Cedric L. Williams

Primary Appointment

  • Professor, Psychology


Research Interest(s)

Relationship between emotionally arousing events and their capacity to modulate brain systems that encode new experiences into memory

Research Description

My primary research interests are centered on understanding the relationship between emotionally arousing events and their capacity to modulate brain systems that encode new experiences into memory. A major focus of this research is to delineate the role brainstem nuclei play in this process. They are known to receive synaptic input regarding changes in peripheral autonomic and neuroendocrine states following emotional arousal and also are responsible for conveying this information to brain structures that regulate memory formation. A second but equally important objective of this research is to reveal how brainstem structures that are recipients of this information, affect memory formation by influencing neurotransmitter release in limbic structures such as the amygdala and hippocampus.We use a battery of behavioral learning tasks as well as in vivo microdialysis to identify the types of chemical transmitters that are released in the brain to affect memory storage.

UNLEASH (Undergraduate Research)

Our research is designed to understand how hormonal changes in the body and the physiological changes they produce after exposure to meaningful or emotionally arousing events, influences neural circuits in the brain to encode these experiences into memory more effectively. These types of questions are approached with 1) the use of a battery of behavioral learning tasks with laboratory rodents, 2) in vivo microdialysis to identify which chemical neurotransmitters are released in the brain while they are learning and 3) immunohistochemistry to reveal the brain regions activated by these experiences. The combined approaches will reveal the functional relevance of anatomical and chemical interactions that take place in the brain during the memory formation process. An understanding of how meaningful or arousing events influence neural activity in specific anatomical regions will provide a model of how the brain transforms representations of everyday experiences into permanent memories. Contact: Prof. Williams clw3b@virginia.edu Website: www.virginia.edu/psychology/people/detail.php?id=174

Selected Publications

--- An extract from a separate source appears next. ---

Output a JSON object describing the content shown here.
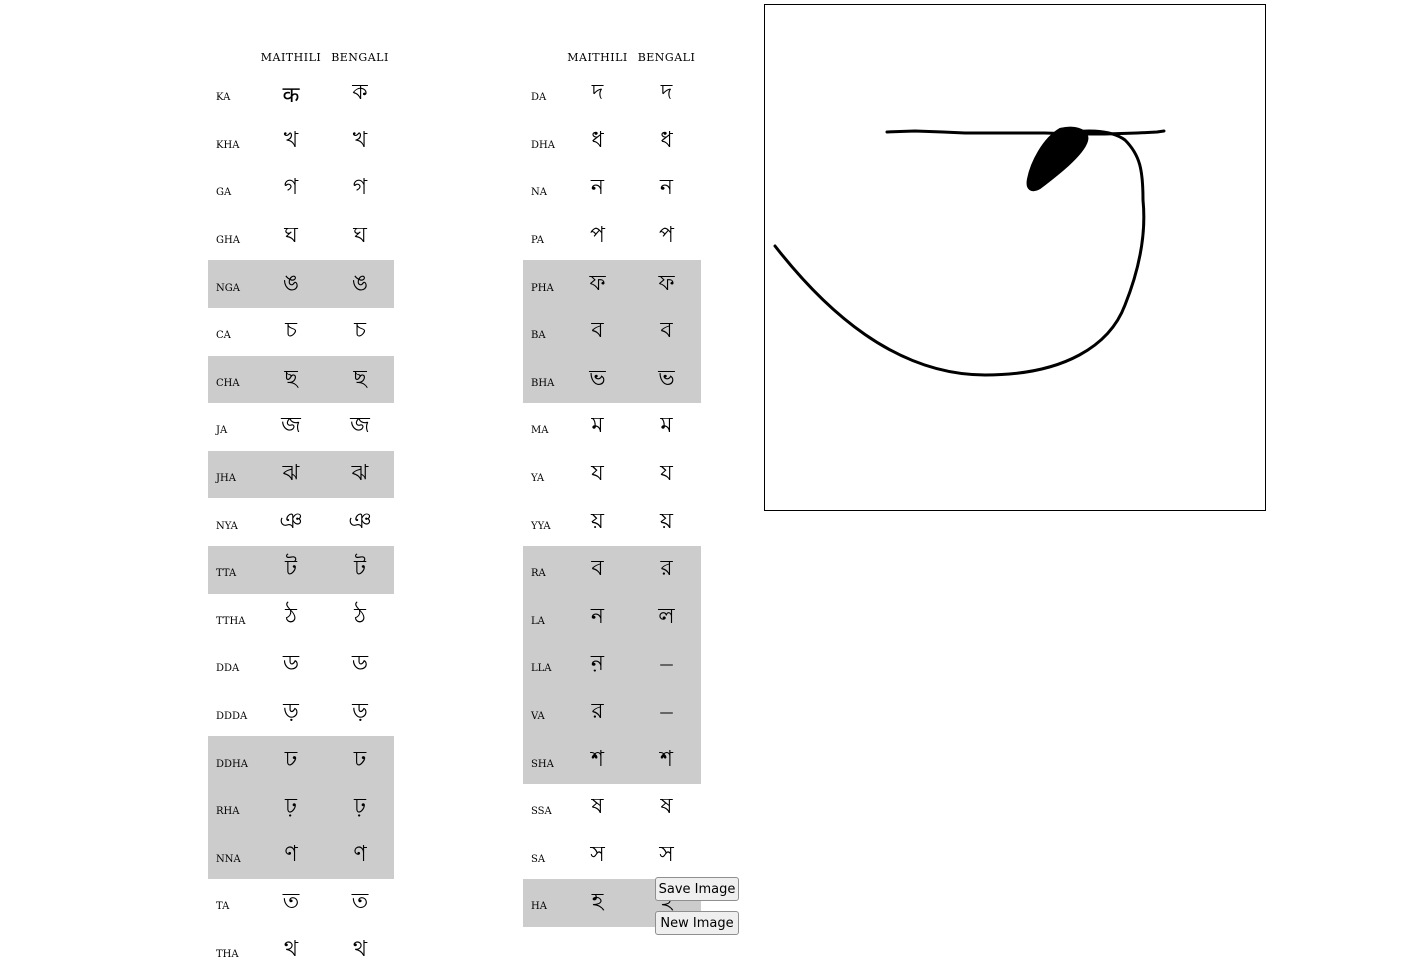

  • Young E, Williams C. Differential activation of amygdala Arc expression by positive and negatively valenced emotional learning conditions. Frontiers in behavioral neuroscience. 2013;7 191. PMID: 24367308 | PMCID: PMC3852216
  • Chen C, Williams C. Interactions between epinephrine, ascending vagal fibers, and central noradrenergic systems in modulating memory for emotionally arousing events. Frontiers in behavioral neuroscience. 2012;6 35. PMID: 22754515 | PMCID: PMC3384987
  • Park S, Williams C. Contribution of serotonin type 3 receptors in the successful extinction of cued or contextual fear conditioned responses: interactions with GABAergic signaling. Reviews in the neurosciences. 2012;23(5): 555-69. PMID: 23087085
  • McIntyre C, McGaugh J, Williams C. Interacting brain systems modulate memory consolidation. Neuroscience and biobehavioral reviews. 2011;36(7): 1750-62. PMID: 22085800 | PMCID: PMC3315607
  • Young E, Williams C. Valence dependent asymmetric release of norepinephrine in the basolateral amygdala. Behavioral neuroscience. 2010;124(5): 633-44. PMID: 20939663
  • King S, Williams C. Novelty-induced arousal enhances memory for cued classical fear conditioning: interactions between peripheral adrenergic and brainstem glutamatergic systems. Learning & memory (Cold Spring Harbor, N.Y.). 2009;16(10): 625-34. PMID: 19794188
  • Kerfoot E, Chattillion E, Williams C. Functional interactions between the nucleus tractus solitarius (NTS) and nucleus accumbens shell in modulating memory for arousing experiences. Neurobiology of learning and memory. 2007;89(1): 47-60. PMID: 17964820 | PMCID: PMC2175480